We’ve been warned before. Walled gardens aren’t good for us. Sometimes we shouldn’t want a discovery engine know everything about us and present us with more options or choices that are similar to stuff we’ve liked in the past.
What if I want to be surprised by something new, something I wouldn’t have looked at under any discovery engine, just because my friend posted it.

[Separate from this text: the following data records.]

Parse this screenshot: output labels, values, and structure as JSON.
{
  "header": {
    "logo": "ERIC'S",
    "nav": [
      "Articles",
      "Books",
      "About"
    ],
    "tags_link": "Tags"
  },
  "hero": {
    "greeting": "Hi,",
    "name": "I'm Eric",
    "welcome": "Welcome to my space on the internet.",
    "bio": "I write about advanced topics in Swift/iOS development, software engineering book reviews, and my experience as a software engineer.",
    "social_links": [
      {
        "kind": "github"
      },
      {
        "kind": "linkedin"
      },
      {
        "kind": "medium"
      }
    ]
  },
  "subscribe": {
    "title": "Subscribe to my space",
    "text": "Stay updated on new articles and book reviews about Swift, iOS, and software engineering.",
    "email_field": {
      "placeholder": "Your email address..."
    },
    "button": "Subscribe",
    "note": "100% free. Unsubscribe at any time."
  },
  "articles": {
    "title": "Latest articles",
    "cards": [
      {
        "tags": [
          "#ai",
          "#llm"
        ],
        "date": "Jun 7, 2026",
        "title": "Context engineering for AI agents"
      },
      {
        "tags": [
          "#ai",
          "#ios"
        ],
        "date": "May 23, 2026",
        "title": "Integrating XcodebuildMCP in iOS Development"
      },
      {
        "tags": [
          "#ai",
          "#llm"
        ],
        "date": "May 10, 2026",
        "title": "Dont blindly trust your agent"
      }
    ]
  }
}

Social networks are building walled gardens. They want to make sure that when someone engages with content, they stay on the social platform instead of clicking somewhere else. The statistics show that this is already happening. Since January 2015, Facebook referral traffic from publishers dropped by 32 percent, but user interaction on Facebook increased by almost 3x from 2014 to 2015.